Ordinarily this time of year, Lief and I would be enjoying an adventure somewhere exotic and fun. This year this kind of travel is largely off the table, so we’re remembering adventures past… including the summer we participated in the annual running of the bulls in Pamplona.
In the spirit of helping to keep our collective travel dreams alive, I share my report from the scene…
Sleep is not part of the program.
As a friend used to say (when I was much younger and thought it a reasonable position)… and as everyone in the city of Pamplona this week seems to concur… you can sleep when you’re dead.
We’re in town for the around-the-clock carnival of music, fireworks, marching bands, clapping, stomping, and stampeding bulls that is the annual Festival of San Fermín.
The good people here in Navarra have been celebrating the feast day of their San Fermín since the Middle Ages. In the 16th century, they decided to move that festival from October (when the weather wasn’t conducive to outdoor parties) to July to coincide with Pamplona’s big annual trade fair… which centered around… you guessed it…
In the 17th and 18th centuries, bull runs through the center of the old city and evening fights were added to the program to help showcase the livestock.
Then, in the 19th century, the carnival hijinks appeared—women shot from cannons, stilt-walkers with huge heads, exotic animals paraded around town…
And then, in July 1923, something happened that made sure this annual saint’s day turned trade festival would become one of the best known and most widely attended in history…
Ernest Hemingway decided to bring his young wife Hadley down from Paris to watch the bulls and the matadors face off in Pamplona’s ring.
Hem and Hadley stayed in the Hotel La Perla on the Plaza del Castillo… from where I write today.
Hemingway went on to tell the tale of that expat adventure in his novel “The Sun Also Rises”… and, well, now, here we are to witness the final three days of this year’s goings-on.
Each new festival day officially begins when 12 bulls are set free from corrals to run through the center of the old town along the cobblestoned Mercaderes Street. The bulls are joined by hundreds of thrill-seekers who sprint alongside and in between and who sometimes end up underfoot or even with a horn in a side.
On average 50 to 100 runners are injured each year. We witnessed two spectacular collisions of man and beast this morning.
Each morning’s excitement takes place at precisely 8 a.m.
By 8:03 that day’s mad dash is history. The bulls are in the ring, where they’ll remain until that evening’s fights.
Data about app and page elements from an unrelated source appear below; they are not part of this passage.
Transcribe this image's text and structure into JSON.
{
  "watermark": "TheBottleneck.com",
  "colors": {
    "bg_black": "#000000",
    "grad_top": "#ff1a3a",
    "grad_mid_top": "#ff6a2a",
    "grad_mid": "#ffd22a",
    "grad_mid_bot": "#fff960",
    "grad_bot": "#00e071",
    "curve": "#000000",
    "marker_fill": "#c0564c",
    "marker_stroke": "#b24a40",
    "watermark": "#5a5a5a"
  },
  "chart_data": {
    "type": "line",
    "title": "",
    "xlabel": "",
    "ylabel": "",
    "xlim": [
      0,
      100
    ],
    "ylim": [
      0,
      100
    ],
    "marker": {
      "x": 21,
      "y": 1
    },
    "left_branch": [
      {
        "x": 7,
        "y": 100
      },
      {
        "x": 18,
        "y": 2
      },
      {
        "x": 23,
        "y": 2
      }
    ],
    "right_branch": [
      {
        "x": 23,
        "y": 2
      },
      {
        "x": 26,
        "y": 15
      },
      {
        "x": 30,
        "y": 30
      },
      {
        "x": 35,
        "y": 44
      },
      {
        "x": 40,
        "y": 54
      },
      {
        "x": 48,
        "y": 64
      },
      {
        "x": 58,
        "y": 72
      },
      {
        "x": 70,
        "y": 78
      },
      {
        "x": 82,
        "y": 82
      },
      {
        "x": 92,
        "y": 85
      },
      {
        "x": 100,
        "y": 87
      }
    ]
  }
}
The wounded are taken off on backboards for treatment.
And the rest of us wander off for breakfast.
From 8:03 a.m., when the morning’s run concludes, until 6:30 p.m., when the evening’s fights commence, the day is filled with more eating, live music, parades, and, as Hemingway made sure the whole world realized, drinking.
Here in Pamplona over the nine days of the Festival of San Fermín the bulls run and the wine flows… and it continues fueling the fun through the night and until the next morning’s 8 a.m. race along the cobblestones.
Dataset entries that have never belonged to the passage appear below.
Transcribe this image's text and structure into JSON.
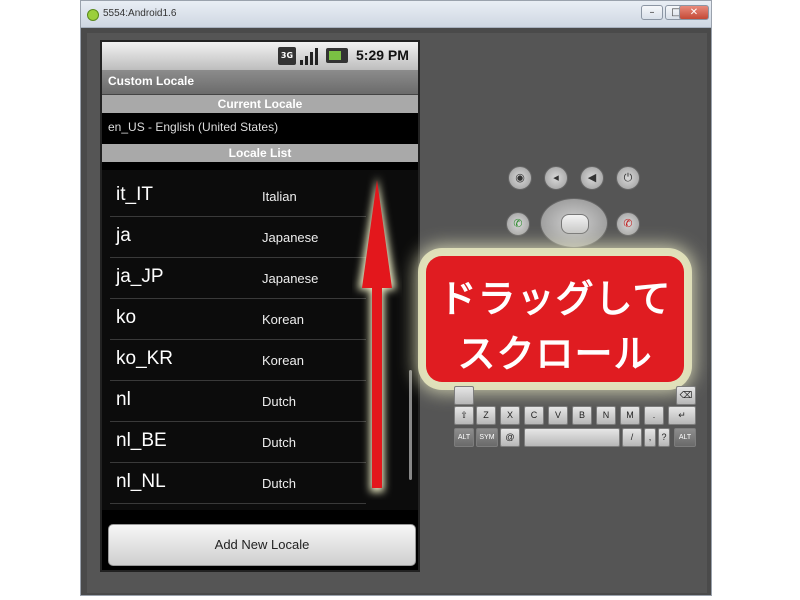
{
  "window": {
    "title": "5554:Android1.6",
    "min_glyph": "–",
    "max_glyph": "□",
    "close_glyph": "✕"
  },
  "status_bar": {
    "network": "3G",
    "time": "5:29 PM",
    "battery_color": "#7ac143"
  },
  "app": {
    "title": "Custom Locale",
    "current_locale_header": "Current Locale",
    "current_locale_value": "en_US - English (United States)",
    "locale_list_header": "Locale List",
    "locales": [
      {
        "code": "it_IT",
        "name": "Italian"
      },
      {
        "code": "ja",
        "name": "Japanese"
      },
      {
        "code": "ja_JP",
        "name": "Japanese"
      },
      {
        "code": "ko",
        "name": "Korean"
      },
      {
        "code": "ko_KR",
        "name": "Korean"
      },
      {
        "code": "nl",
        "name": "Dutch"
      },
      {
        "code": "nl_BE",
        "name": "Dutch"
      },
      {
        "code": "nl_NL",
        "name": "Dutch"
      }
    ],
    "add_button_label": "Add New Locale"
  },
  "callout": {
    "line1": "ドラッグして",
    "line2": "スクロール",
    "color": "#e01c21"
  },
  "keyboard": {
    "row_z": [
      "Z",
      "X",
      "C",
      "V",
      "B",
      "N",
      "M",
      "."
    ],
    "alt_label": "ALT",
    "sym_label": "SYM",
    "at_label": "@",
    "slash_label": "/",
    "question_label": "?",
    "comma_label": ",",
    "shift_glyph": "⇧",
    "enter_glyph": "↵",
    "del_glyph": "⌫"
  }
}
As I mentioned, we watched our first run from the balcony of the Hotel La Perla at 8 this morning…
The street the bulls ran down just hours ago is right now a sea of San Fermín pilgrims sporting the festival colors—white shirts and red bandanas and sashes. They’re shopping, snacking, dancing, drinking, breaking out in song, retelling the stories of the morning’s run… and waiting for this evening’s big event.